==Further Reading==
==Further Reading==
==External Links==
==External Links==

Revision as of 19:50, 16 July 2010

In thermal energy, we saw that whenever there is a temperature gradient, a heat engine can be designed that converts thermal energy to work. According to the second law of thermodynamics, the efficiency of any heat engine can be improved by increasing the temperature differences between the two heat reservoirs. In the case of fossil or nuclear power plants, the chemical energy in the fossil fuel or the nuclear energy in the uranium is used as a heat source to boil water into steam. Solar power plants work in a similar fashion except that the heat energy comes from the sun.
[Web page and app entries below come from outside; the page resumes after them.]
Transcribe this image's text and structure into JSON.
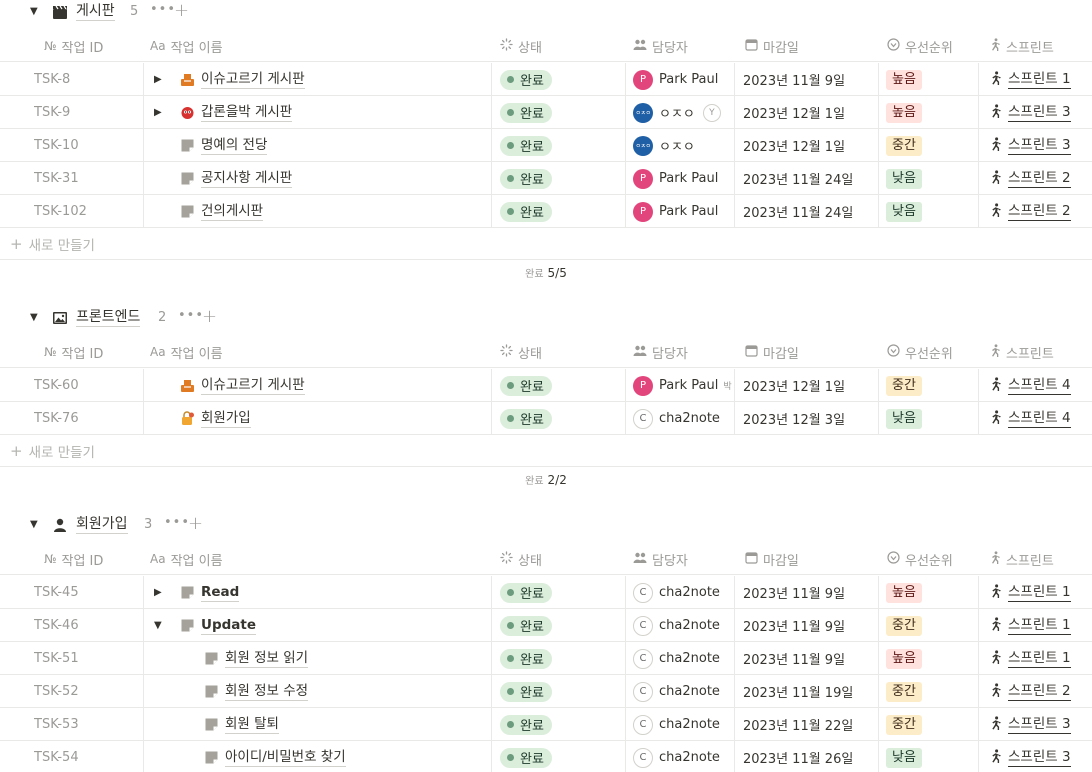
{
  "columns": {
    "id": "작업 ID",
    "title": "작업 이름",
    "status": "상태",
    "assignee": "담당자",
    "due": "마감일",
    "priority": "우선순위",
    "sprint": "스프린트"
  },
  "column_icons": {
    "id": "№",
    "title": "Aa"
  },
  "new_label": "새로 만들기",
  "calc_label": "완료",
  "colors": {
    "status_done_bg": "#dbeddb",
    "priority_high_bg": "#ffe2dd",
    "priority_mid_bg": "#fdecc8",
    "priority_low_bg": "#dbeddb",
    "avatar_pink": "#e2457c"
  },
  "groups": [
    {
      "title": "게시판",
      "icon": "clapperboard-icon",
      "count": "5",
      "calc": "5/5",
      "rows": [
        {
          "id": "TSK-8",
          "title": "이슈고르기 게시판",
          "toggle": "▶",
          "icon": "box-icon",
          "status": "완료",
          "assignee": "Park Paul",
          "avatar": "P",
          "avatar_kind": "pink",
          "due": "2023년 11월 9일",
          "priority": "높음",
          "sprint": "스프린트 1"
        },
        {
          "id": "TSK-9",
          "title": "갑론을박 게시판",
          "toggle": "▶",
          "icon": "crab-icon",
          "status": "완료",
          "assignee": "ㅇㅈㅇ",
          "avatar": "ㅇㅈㅇ",
          "avatar_kind": "blue",
          "extra_avatar": "Y",
          "due": "2023년 12월 1일",
          "priority": "높음",
          "sprint": "스프린트 3"
        },
        {
          "id": "TSK-10",
          "title": "명예의 전당",
          "toggle": "",
          "icon": "page-icon",
          "status": "완료",
          "assignee": "ㅇㅈㅇ",
          "avatar": "ㅇㅈㅇ",
          "avatar_kind": "blue",
          "due": "2023년 12월 1일",
          "priority": "중간",
          "sprint": "스프린트 3"
        },
        {
          "id": "TSK-31",
          "title": "공지사항 게시판",
          "toggle": "",
          "icon": "page-icon",
          "status": "완료",
          "assignee": "Park Paul",
          "avatar": "P",
          "avatar_kind": "pink",
          "due": "2023년 11월 24일",
          "priority": "낮음",
          "sprint": "스프린트 2"
        },
        {
          "id": "TSK-102",
          "title": "건의게시판",
          "toggle": "",
          "icon": "page-icon",
          "status": "완료",
          "assignee": "Park Paul",
          "avatar": "P",
          "avatar_kind": "pink",
          "due": "2023년 11월 24일",
          "priority": "낮음",
          "sprint": "스프린트 2"
        }
      ]
    },
    {
      "title": "프론트엔드",
      "icon": "image-icon",
      "count": "2",
      "calc": "2/2",
      "rows": [
        {
          "id": "TSK-60",
          "title": "이슈고르기 게시판",
          "toggle": "",
          "icon": "box-icon",
          "status": "완료",
          "assignee": "Park Paul",
          "avatar": "P",
          "avatar_kind": "pink",
          "extra_text": "박",
          "due": "2023년 12월 1일",
          "priority": "중간",
          "sprint": "스프린트 4"
        },
        {
          "id": "TSK-76",
          "title": "회원가입",
          "toggle": "",
          "icon": "lock-icon",
          "status": "완료",
          "assignee": "cha2note",
          "avatar": "C",
          "avatar_kind": "outline",
          "due": "2023년 12월 3일",
          "priority": "낮음",
          "sprint": "스프린트 4"
        }
      ]
    },
    {
      "title": "회원가입",
      "icon": "person-icon",
      "count": "3",
      "calc": "",
      "rows": [
        {
          "id": "TSK-45",
          "title": "Read",
          "toggle": "▶",
          "icon": "page-icon",
          "bold": true,
          "status": "완료",
          "assignee": "cha2note",
          "avatar": "C",
          "avatar_kind": "outline",
          "due": "2023년 11월 9일",
          "priority": "높음",
          "sprint": "스프린트 1"
        },
        {
          "id": "TSK-46",
          "title": "Update",
          "toggle": "▼",
          "icon": "page-icon",
          "bold": true,
          "status": "완료",
          "assignee": "cha2note",
          "avatar": "C",
          "avatar_kind": "outline",
          "due": "2023년 11월 9일",
          "priority": "중간",
          "sprint": "스프린트 1"
        },
        {
          "id": "TSK-51",
          "title": "회원 정보 읽기",
          "toggle": "",
          "icon": "page-icon",
          "indent": true,
          "status": "완료",
          "assignee": "cha2note",
          "avatar": "C",
          "avatar_kind": "outline",
          "due": "2023년 11월 9일",
          "priority": "높음",
          "sprint": "스프린트 1"
        },
        {
          "id": "TSK-52",
          "title": "회원 정보 수정",
          "toggle": "",
          "icon": "page-icon",
          "indent": true,
          "status": "완료",
          "assignee": "cha2note",
          "avatar": "C",
          "avatar_kind": "outline",
          "due": "2023년 11월 19일",
          "priority": "중간",
          "sprint": "스프린트 2"
        },
        {
          "id": "TSK-53",
          "title": "회원 탈퇴",
          "toggle": "",
          "icon": "page-icon",
          "indent": true,
          "status": "완료",
          "assignee": "cha2note",
          "avatar": "C",
          "avatar_kind": "outline",
          "due": "2023년 11월 22일",
          "priority": "중간",
          "sprint": "스프린트 3"
        },
        {
          "id": "TSK-54",
          "title": "아이디/비밀번호 찾기",
          "toggle": "",
          "icon": "page-icon",
          "indent": true,
          "status": "완료",
          "assignee": "cha2note",
          "avatar": "C",
          "avatar_kind": "outline",
          "due": "2023년 11월 26일",
          "priority": "낮음",
          "sprint": "스프린트 3"
        }
      ]
    }
  ]
}
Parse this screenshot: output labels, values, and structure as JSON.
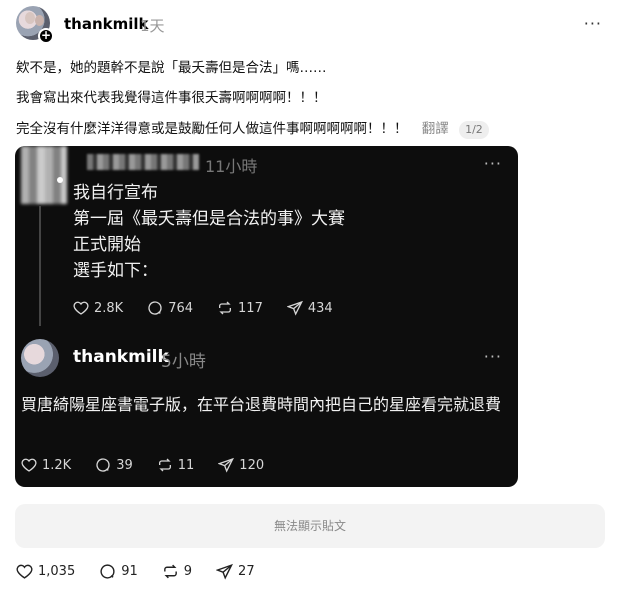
{
  "post": {
    "username": "thankmilk",
    "time": "1天",
    "more": "···",
    "line1": "欸不是，她的題幹不是說「最夭壽但是合法」嗎……",
    "line2": "我會寫出來代表我覺得這件事很夭壽啊啊啊啊！！！",
    "line3": "完全沒有什麼洋洋得意或是鼓勵任何人做這件事啊啊啊啊啊！！！",
    "translate": "翻譯",
    "pager": "1/2"
  },
  "screenshot": {
    "quoted": {
      "time": "11小時",
      "lines": [
        "我自行宣布",
        "第一屆《最夭壽但是合法的事》大賽",
        "正式開始",
        "選手如下："
      ],
      "likes": "2.8K",
      "comments": "764",
      "reposts": "117",
      "shares": "434"
    },
    "reply": {
      "username": "thankmilk",
      "time": "5小時",
      "body": "買唐綺陽星座書電子版，在平台退費時間內把自己的星座看完就退費",
      "likes": "1.2K",
      "comments": "39",
      "reposts": "11",
      "shares": "120"
    }
  },
  "unavailable": "無法顯示貼文",
  "footer": {
    "likes": "1,035",
    "comments": "91",
    "reposts": "9",
    "shares": "27"
  },
  "icons": [
    "heart-icon",
    "comment-icon",
    "repost-icon",
    "share-icon",
    "more-icon",
    "plus-icon"
  ]
}
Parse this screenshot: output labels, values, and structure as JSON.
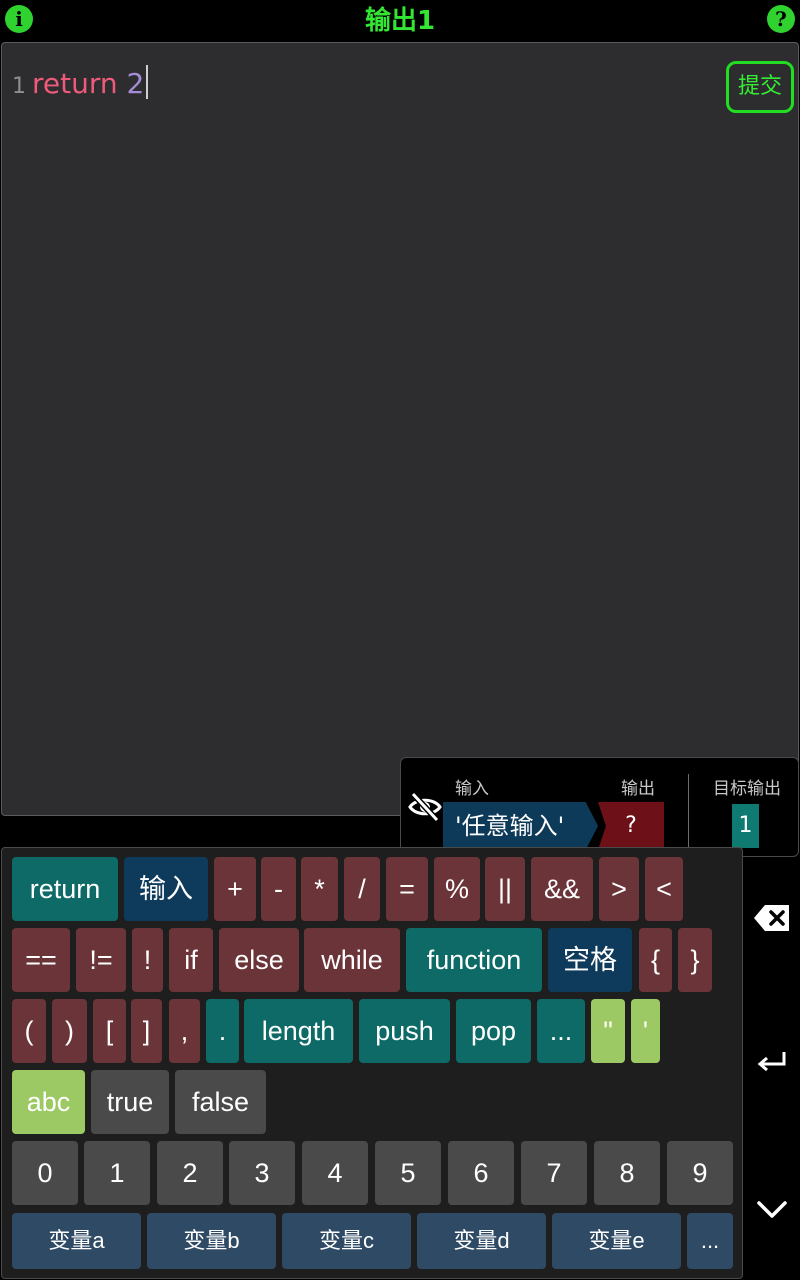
{
  "header": {
    "title": "输出1",
    "info_icon_glyph": "i",
    "help_icon_glyph": "?"
  },
  "editor": {
    "line_number": "1",
    "keyword": "return",
    "value": "2",
    "submit_label": "提交"
  },
  "io": {
    "input_label": "输入",
    "output_label": "输出",
    "target_label": "目标输出",
    "input_value": "'任意输入'",
    "output_value": "?",
    "target_value": "1"
  },
  "keyboard": {
    "row1": [
      "return",
      "输入",
      "+",
      "-",
      "*",
      "/",
      "=",
      "%",
      "||",
      "&&",
      ">",
      "<"
    ],
    "row2": [
      "==",
      "!=",
      "!",
      "if",
      "else",
      "while",
      "function",
      "空格",
      "{",
      "}"
    ],
    "row3": [
      "(",
      ")",
      "[",
      "]",
      ",",
      ".",
      "length",
      "push",
      "pop",
      "...",
      "\"",
      "'"
    ],
    "row4": [
      "abc",
      "true",
      "false"
    ],
    "digits": [
      "0",
      "1",
      "2",
      "3",
      "4",
      "5",
      "6",
      "7",
      "8",
      "9"
    ],
    "vars": [
      "变量a",
      "变量b",
      "变量c",
      "变量d",
      "变量e",
      "..."
    ]
  },
  "side_icons": [
    "backspace-icon",
    "enter-icon",
    "collapse-icon"
  ],
  "colors": {
    "accent_green": "#33e633",
    "key_teal": "#0e6a66",
    "key_blue": "#0e3a5c",
    "key_red": "#6b3438",
    "key_lime": "#9cc964",
    "key_gray": "#4a4a4a"
  }
}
References

Toossi Reza, "Energy and the Environment:Sources, technologies, and impacts", Verve Publishers, 2005

Further Reading

External Links